Live 2B Holy, the third annual all-day Catholic music festival, created by Proud 2B Catholic, transformed the Salem Common into a makeshift house of prayer.
"Naturally people tend to tie in the witch-thing and the spiritual battle -- and there's definitely that aspect of it -- but there's so much more to this festival than just that," commented Peter Campbell, the founder and coordinator of the free music festival. "Anytime you have a gathering like this, it gets people excited about their faith."
According to Campbell, approximately 25 coordinators and 100 volunteers “put together” the event. He admitted that coordinating the all-day festival was “certainly a big undertaking,” but was pleased to be “doing his part” to help sustain the faith of those in attendance.
Several white tents lined the common, inviting participants to delve into different aspects of their Catholic faith. In the Eucharistic Adoration tent, young people silently adored the Blessed Sacrament; in the Confession Tent, lines of Catholics waited as six priests absolved penitents of their sins; in the Music and Ministry tent, speakers such as Steve Colella of the archdiocese’s Office of Youth Ministry, and his wife Kari, of the Office for Young Adults, exhorted listeners to deepen their faith.
In the center of it all, an enormous stage with live performers including Tony Melendez, Steve Angrisano, Jesse Manibusan, and the Irish Christian Band Ceili Rain, entertained the festival-goers, as throngs of teens danced to the beat of the music.
The day held something for everyone.
"This is just amazing," remarked Pat Sullivan, a 17 year-old from St. Brendan Parish in Bellingham. Clad in a T-shirt with the words "Just Live It" emblazoned on the front, Sullivan shook his head in awe. "Just to see people getting together to worship the Lord like this is amazing. I am truly blown away by the entire experience," he said.
Andrea Segovia, a 15 year-old from St. Charles Borromeo Parish in Brunswick, Maine, drove over three and a-half hours with her friend in order to come to the concert. “I just love concerts like these. This is awesome,” she said.
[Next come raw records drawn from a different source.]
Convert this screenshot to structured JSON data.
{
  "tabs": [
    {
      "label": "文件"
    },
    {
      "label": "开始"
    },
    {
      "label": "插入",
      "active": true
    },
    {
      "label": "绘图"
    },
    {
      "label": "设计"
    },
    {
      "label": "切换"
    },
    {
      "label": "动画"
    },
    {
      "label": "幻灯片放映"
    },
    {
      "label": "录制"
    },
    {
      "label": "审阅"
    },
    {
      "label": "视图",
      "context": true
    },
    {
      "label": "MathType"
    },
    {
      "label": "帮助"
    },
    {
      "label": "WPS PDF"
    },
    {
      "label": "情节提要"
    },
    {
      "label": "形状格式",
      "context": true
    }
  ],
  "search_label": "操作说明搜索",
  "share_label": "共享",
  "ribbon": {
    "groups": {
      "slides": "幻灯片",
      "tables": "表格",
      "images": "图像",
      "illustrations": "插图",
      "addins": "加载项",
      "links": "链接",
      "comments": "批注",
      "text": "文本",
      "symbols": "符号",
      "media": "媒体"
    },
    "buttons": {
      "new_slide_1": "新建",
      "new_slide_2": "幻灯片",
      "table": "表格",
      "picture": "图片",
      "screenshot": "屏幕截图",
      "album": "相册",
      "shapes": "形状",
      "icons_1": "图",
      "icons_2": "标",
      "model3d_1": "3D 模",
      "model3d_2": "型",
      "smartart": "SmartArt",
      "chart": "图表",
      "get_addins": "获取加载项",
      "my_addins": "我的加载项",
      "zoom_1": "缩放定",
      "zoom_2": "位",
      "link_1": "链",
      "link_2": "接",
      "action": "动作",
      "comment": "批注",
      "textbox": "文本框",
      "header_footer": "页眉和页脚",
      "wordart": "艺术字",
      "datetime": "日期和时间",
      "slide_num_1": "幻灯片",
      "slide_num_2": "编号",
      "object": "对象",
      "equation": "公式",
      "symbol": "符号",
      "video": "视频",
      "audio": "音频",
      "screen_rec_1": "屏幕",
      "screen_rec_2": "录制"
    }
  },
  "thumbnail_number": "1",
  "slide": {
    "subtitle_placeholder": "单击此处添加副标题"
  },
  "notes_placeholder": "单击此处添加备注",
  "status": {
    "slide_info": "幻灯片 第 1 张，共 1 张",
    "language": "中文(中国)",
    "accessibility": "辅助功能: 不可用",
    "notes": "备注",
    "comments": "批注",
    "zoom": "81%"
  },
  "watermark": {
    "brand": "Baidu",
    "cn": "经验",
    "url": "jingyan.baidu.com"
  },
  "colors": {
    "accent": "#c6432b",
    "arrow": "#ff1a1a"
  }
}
"This is really good stuff," declared David LaPointe, father of a 16 year-old. LaPointe drove 10 teens from his parish, St. Michael in Exeter, N.H., to the festival. "I am absolutely impressed by the quality of the performers, as I am by the music itself. It gives the kids their own vehicle to worship God in their own way."
Brittany Almeida, a 15 year-old parishioner from All Saints Parish in Woonsocket, R.I., wearing a shirt declaring “You are what you eat,” smiled and swayed to the music of Manibusan. Despite a broken ankle, Almeida was determined to experience the music festival. “This is awesome. I wouldn’t have missed this for anything,” she said.
For Manibusan, performing at such an event was nothing new. For the past 20 years, people around the world have been treated to his version of Christian rock. However, speaking to The Pilot, Manibusan marveled at the “unique intergenerational” nature of the festival. “This is not entirely a youth event, this is a people event,” he stated.
The festival concluded with a vigil Mass, celebrated by Father Oscar Pratt, director of vocations for the Archdiocese of Boston, with close to 1,000 people in attendance.
According to Campbell, this year’s concert was not as well attended as prior years, although he believes the shaky weather forecast, which called for rain throughout the day, “no doubt turned quite a few people off.”
"It turned into a great event this year. I am sure that everyone will be talking about it and, hopefully, will get excited for next year's concert," he said.
As the festival came to a close, next year’s concert theme — “Choose 2 Believe” — was announced. According to Campbell, the 2004 concert may turn into a two-day affair, and will likely not be a free concert anymore, “because this year we really came up short.” However, he is confident that “it will all come together” and will continue to “get people excited about their faith.”